### AIM OF THE EXERCISE:
For every line in the entries that contains "button", show the whole line.

(Source data)

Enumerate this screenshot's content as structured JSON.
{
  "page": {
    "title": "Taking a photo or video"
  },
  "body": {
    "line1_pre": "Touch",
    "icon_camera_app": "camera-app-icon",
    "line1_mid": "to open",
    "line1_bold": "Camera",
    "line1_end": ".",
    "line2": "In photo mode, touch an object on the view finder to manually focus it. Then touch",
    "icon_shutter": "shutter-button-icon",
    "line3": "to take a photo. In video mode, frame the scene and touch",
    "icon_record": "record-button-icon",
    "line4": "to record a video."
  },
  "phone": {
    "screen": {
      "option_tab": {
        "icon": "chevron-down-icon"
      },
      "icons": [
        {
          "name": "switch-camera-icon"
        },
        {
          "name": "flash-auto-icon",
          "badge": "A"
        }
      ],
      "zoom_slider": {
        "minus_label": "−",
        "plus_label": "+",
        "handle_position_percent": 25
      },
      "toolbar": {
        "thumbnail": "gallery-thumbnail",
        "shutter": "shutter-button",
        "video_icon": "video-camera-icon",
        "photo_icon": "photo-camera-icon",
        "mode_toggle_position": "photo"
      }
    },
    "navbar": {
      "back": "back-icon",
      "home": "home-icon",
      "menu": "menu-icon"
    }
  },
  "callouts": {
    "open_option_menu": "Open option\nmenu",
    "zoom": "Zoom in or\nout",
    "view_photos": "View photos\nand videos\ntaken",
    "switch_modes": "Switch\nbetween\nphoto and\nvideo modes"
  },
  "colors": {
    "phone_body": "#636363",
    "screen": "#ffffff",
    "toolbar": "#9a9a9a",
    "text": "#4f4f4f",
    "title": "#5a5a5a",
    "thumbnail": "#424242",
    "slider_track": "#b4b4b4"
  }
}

### TASK OUTPUT:
    "icon_shutter": "shutter-button-icon",
    "icon_record": "record-button-icon",
        "shutter": "shutter-button",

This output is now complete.